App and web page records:

------------------------------------------------

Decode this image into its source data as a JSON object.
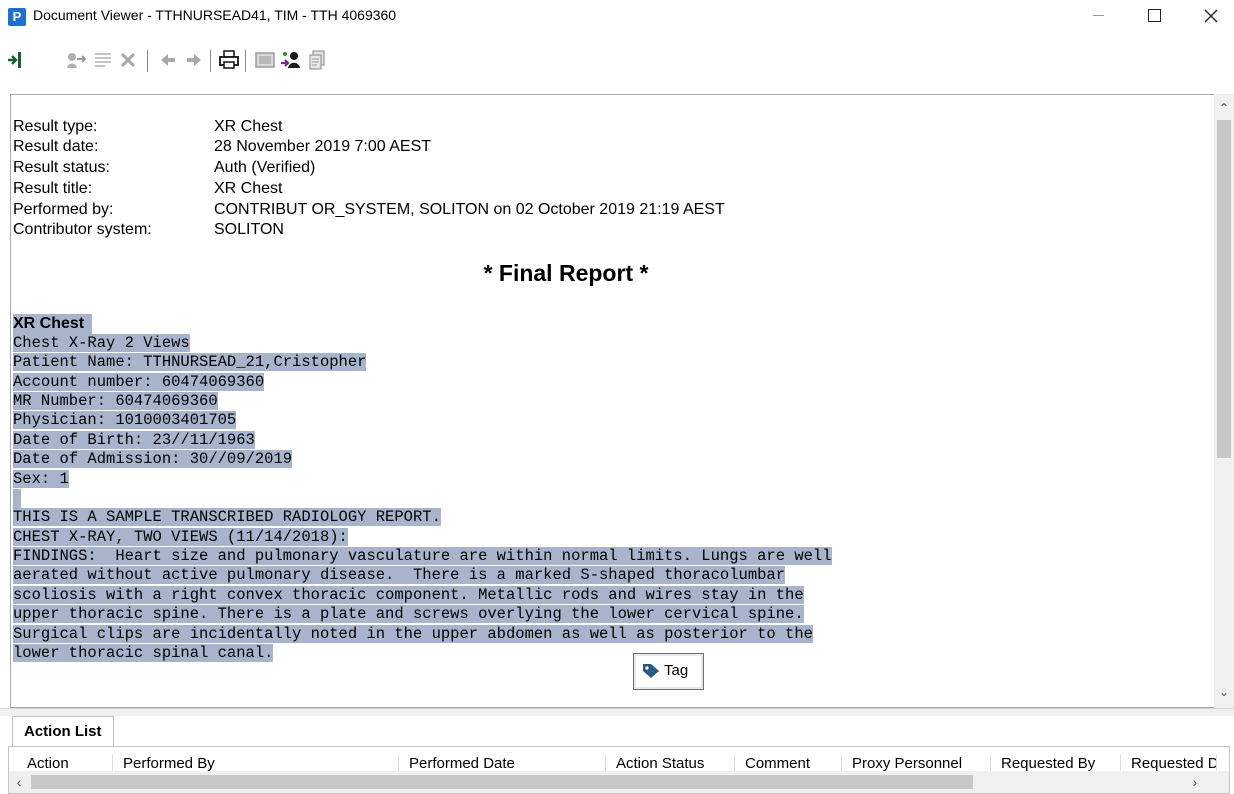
{
  "window": {
    "app_icon_letter": "P",
    "title": "Document Viewer - TTHNURSEAD41, TIM - TTH 4069360"
  },
  "toolbar": {
    "icons": [
      "exit-icon",
      "forward-route-icon",
      "notes-icon",
      "delete-icon",
      "previous-icon",
      "next-icon",
      "print-icon",
      "preview-icon",
      "assign-icon",
      "copy-icon"
    ]
  },
  "result": {
    "fields": [
      {
        "label": "Result type:",
        "value": "XR Chest"
      },
      {
        "label": "Result date:",
        "value": "28 November 2019 7:00 AEST"
      },
      {
        "label": "Result status:",
        "value": "Auth (Verified)"
      },
      {
        "label": "Result title:",
        "value": "XR Chest"
      },
      {
        "label": "Performed by:",
        "value": "CONTRIBUT OR_SYSTEM, SOLITON on 02 October 2019 21:19 AEST"
      },
      {
        "label": "Contributor system:",
        "value": "SOLITON"
      }
    ],
    "final_report_heading": "* Final Report *",
    "report_title": "XR Chest",
    "report_lines": [
      "Chest X-Ray 2 Views",
      "Patient Name: TTHNURSEAD_21,Cristopher",
      "Account number: 60474069360",
      "MR Number: 60474069360",
      "Physician: 1010003401705",
      "Date of Birth: 23//11/1963",
      "Date of Admission: 30//09/2019",
      "Sex: 1",
      "",
      "THIS IS A SAMPLE TRANSCRIBED RADIOLOGY REPORT.",
      "CHEST X-RAY, TWO VIEWS (11/14/2018):",
      "FINDINGS:  Heart size and pulmonary vasculature are within normal limits. Lungs are well",
      "aerated without active pulmonary disease.  There is a marked S-shaped thoracolumbar",
      "scoliosis with a right convex thoracic component. Metallic rods and wires stay in the",
      "upper thoracic spine. There is a plate and screws overlying the lower cervical spine.",
      "Surgical clips are incidentally noted in the upper abdomen as well as posterior to the",
      "lower thoracic spinal canal."
    ],
    "tag_button_label": "Tag"
  },
  "action_list": {
    "tab_label": "Action List",
    "columns": [
      "Action",
      "Performed By",
      "Performed Date",
      "Action Status",
      "Comment",
      "Proxy Personnel",
      "Requested By",
      "Requested Date"
    ]
  },
  "colors": {
    "selection": "#a7b4cc",
    "app_icon": "#1f6fd1"
  }
}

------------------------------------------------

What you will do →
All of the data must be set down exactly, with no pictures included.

Task solution →
Decode this image into its source data as a JSON object.
{
  "window": {
    "app_icon_letter": "P",
    "title": "Document Viewer - TTHNURSEAD41, TIM - TTH 4069360"
  },
  "toolbar": {
    "icons": [
      "exit-icon",
      "forward-route-icon",
      "notes-icon",
      "delete-icon",
      "previous-icon",
      "next-icon",
      "print-icon",
      "preview-icon",
      "assign-icon",
      "copy-icon"
    ]
  },
  "result": {
    "fields": [
      {
        "label": "Result type:",
        "value": "XR Chest"
      },
      {
        "label": "Result date:",
        "value": "28 November 2019 7:00 AEST"
      },
      {
        "label": "Result status:",
        "value": "Auth (Verified)"
      },
      {
        "label": "Result title:",
        "value": "XR Chest"
      },
      {
        "label": "Performed by:",
        "value": "CONTRIBUT OR_SYSTEM, SOLITON on 02 October 2019 21:19 AEST"
      },
      {
        "label": "Contributor system:",
        "value": "SOLITON"
      }
    ],
    "final_report_heading": "* Final Report *",
    "report_title": "XR Chest",
    "report_lines": [
      "Chest X-Ray 2 Views",
      "Patient Name: TTHNURSEAD_21,Cristopher",
      "Account number: 60474069360",
      "MR Number: 60474069360",
      "Physician: 1010003401705",
      "Date of Birth: 23//11/1963",
      "Date of Admission: 30//09/2019",
      "Sex: 1",
      "",
      "THIS IS A SAMPLE TRANSCRIBED RADIOLOGY REPORT.",
      "CHEST X-RAY, TWO VIEWS (11/14/2018):",
      "FINDINGS:  Heart size and pulmonary vasculature are within normal limits. Lungs are well",
      "aerated without active pulmonary disease.  There is a marked S-shaped thoracolumbar",
      "scoliosis with a right convex thoracic component. Metallic rods and wires stay in the",
      "upper thoracic spine. There is a plate and screws overlying the lower cervical spine.",
      "Surgical clips are incidentally noted in the upper abdomen as well as posterior to the",
      "lower thoracic spinal canal."
    ],
    "tag_button_label": "Tag"
  },
  "action_list": {
    "tab_label": "Action List",
    "columns": [
      "Action",
      "Performed By",
      "Performed Date",
      "Action Status",
      "Comment",
      "Proxy Personnel",
      "Requested By",
      "Requested Date"
    ]
  },
  "colors": {
    "selection": "#a7b4cc",
    "app_icon": "#1f6fd1"
  }
}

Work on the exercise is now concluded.